[Excerpts from a dataset]
^^^^

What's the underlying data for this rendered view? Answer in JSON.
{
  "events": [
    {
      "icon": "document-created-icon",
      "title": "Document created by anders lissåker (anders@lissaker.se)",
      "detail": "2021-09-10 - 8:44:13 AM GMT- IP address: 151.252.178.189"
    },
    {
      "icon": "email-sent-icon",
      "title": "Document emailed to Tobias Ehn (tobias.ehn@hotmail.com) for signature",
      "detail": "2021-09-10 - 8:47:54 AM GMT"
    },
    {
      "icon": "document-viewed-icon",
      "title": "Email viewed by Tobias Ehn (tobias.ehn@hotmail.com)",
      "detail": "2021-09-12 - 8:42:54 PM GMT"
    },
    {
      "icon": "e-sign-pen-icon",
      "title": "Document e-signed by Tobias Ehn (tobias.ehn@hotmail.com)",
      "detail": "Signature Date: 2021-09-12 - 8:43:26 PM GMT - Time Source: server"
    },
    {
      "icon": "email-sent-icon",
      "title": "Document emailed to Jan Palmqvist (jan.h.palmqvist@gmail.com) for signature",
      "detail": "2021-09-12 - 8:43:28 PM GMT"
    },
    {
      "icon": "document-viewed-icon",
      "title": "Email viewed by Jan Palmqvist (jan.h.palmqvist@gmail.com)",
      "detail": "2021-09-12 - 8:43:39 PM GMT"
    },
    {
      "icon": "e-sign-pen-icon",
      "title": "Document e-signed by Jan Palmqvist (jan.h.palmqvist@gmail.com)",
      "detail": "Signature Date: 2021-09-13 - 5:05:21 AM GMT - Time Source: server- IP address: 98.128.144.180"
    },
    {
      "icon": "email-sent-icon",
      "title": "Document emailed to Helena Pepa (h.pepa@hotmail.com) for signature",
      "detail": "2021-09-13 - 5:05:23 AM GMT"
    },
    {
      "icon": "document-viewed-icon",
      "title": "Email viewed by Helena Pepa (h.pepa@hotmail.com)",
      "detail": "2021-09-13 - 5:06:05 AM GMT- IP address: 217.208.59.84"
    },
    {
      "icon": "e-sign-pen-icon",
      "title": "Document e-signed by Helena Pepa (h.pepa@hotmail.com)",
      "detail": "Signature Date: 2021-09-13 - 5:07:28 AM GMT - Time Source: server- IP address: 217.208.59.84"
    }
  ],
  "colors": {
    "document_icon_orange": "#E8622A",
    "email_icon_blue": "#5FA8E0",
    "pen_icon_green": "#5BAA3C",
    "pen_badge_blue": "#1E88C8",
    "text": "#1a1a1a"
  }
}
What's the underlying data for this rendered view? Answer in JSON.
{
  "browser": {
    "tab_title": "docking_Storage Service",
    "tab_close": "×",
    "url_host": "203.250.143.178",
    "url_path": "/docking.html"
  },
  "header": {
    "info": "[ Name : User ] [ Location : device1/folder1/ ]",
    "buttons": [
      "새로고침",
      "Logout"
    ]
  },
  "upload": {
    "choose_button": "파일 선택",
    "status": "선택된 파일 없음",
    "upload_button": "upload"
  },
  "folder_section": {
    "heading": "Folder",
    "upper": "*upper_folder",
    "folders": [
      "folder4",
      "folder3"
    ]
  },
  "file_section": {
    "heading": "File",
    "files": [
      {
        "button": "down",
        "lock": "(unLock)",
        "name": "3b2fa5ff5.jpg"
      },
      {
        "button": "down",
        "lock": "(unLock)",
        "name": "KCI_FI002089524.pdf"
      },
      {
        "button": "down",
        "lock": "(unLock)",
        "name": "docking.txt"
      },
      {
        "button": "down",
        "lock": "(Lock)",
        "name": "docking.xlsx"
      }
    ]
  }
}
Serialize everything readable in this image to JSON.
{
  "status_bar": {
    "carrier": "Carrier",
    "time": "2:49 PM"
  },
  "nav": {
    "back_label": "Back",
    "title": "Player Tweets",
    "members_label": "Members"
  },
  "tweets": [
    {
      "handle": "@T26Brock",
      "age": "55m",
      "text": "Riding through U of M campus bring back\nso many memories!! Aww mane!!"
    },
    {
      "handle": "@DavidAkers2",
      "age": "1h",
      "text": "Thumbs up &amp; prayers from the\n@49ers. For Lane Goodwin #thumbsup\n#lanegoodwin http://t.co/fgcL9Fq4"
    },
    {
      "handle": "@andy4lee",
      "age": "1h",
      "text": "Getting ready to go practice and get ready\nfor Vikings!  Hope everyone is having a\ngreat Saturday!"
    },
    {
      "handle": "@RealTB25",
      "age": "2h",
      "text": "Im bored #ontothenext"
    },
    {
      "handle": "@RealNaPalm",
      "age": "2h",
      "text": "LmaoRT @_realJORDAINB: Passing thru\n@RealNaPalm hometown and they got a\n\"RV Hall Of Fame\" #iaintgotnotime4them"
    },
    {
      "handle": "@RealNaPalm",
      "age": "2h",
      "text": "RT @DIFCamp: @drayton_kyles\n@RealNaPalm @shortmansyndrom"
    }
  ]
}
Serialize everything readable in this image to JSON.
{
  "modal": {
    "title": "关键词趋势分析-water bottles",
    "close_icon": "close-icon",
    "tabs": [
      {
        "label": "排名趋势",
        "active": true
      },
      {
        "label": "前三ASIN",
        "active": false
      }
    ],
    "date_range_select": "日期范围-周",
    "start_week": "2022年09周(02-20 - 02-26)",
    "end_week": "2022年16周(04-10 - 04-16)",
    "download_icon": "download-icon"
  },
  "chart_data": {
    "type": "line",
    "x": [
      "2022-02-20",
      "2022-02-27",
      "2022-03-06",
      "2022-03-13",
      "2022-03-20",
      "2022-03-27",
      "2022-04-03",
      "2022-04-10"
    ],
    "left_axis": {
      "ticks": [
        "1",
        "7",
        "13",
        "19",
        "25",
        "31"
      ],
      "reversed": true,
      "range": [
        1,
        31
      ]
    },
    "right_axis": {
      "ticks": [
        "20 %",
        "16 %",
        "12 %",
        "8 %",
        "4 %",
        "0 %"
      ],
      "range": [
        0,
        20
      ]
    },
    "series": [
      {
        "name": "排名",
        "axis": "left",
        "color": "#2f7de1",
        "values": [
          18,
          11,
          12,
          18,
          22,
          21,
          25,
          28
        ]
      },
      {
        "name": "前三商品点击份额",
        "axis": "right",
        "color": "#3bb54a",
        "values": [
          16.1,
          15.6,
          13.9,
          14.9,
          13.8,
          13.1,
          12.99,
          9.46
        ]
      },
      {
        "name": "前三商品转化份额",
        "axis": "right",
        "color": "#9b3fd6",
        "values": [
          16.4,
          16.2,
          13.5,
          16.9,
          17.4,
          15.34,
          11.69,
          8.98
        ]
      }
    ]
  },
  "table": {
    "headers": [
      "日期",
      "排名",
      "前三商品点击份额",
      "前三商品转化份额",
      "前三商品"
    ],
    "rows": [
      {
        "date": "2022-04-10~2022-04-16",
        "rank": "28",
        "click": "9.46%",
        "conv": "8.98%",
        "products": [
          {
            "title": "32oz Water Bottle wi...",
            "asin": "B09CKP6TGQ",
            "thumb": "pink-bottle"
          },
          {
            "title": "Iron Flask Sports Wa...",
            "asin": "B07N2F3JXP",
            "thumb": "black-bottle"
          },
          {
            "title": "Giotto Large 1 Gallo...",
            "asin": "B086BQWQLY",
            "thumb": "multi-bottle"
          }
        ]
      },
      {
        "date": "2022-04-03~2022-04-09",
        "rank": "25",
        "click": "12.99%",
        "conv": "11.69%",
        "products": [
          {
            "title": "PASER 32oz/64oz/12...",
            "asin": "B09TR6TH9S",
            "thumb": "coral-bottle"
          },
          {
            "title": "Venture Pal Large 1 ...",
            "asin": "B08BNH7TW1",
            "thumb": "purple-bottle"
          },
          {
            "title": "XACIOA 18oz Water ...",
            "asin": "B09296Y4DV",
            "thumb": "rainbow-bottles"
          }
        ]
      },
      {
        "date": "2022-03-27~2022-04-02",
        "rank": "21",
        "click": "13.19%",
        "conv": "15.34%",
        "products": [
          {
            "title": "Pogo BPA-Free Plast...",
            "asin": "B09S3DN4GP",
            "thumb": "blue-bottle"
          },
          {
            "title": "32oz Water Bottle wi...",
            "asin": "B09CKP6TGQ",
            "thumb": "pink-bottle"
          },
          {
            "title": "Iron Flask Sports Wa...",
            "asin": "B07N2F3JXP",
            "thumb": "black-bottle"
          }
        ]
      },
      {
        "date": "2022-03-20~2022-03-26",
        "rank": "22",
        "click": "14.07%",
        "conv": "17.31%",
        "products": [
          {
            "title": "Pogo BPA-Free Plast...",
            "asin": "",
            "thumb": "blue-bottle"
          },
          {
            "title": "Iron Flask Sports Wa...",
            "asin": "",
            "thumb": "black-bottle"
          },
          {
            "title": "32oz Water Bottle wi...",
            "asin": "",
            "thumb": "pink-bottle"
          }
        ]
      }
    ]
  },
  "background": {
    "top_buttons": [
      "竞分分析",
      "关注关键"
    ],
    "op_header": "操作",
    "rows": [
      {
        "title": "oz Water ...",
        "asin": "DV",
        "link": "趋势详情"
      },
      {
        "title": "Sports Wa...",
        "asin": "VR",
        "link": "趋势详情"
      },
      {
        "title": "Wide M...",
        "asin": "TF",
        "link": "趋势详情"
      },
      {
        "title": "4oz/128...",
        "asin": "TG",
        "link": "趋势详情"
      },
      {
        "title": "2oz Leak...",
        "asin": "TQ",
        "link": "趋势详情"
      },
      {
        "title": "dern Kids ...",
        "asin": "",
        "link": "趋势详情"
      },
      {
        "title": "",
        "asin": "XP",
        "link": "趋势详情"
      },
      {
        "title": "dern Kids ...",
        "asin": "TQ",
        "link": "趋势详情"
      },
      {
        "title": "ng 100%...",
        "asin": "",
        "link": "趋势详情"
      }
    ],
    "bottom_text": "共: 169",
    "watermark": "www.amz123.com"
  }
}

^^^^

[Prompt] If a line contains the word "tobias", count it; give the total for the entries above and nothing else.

[Task response] 3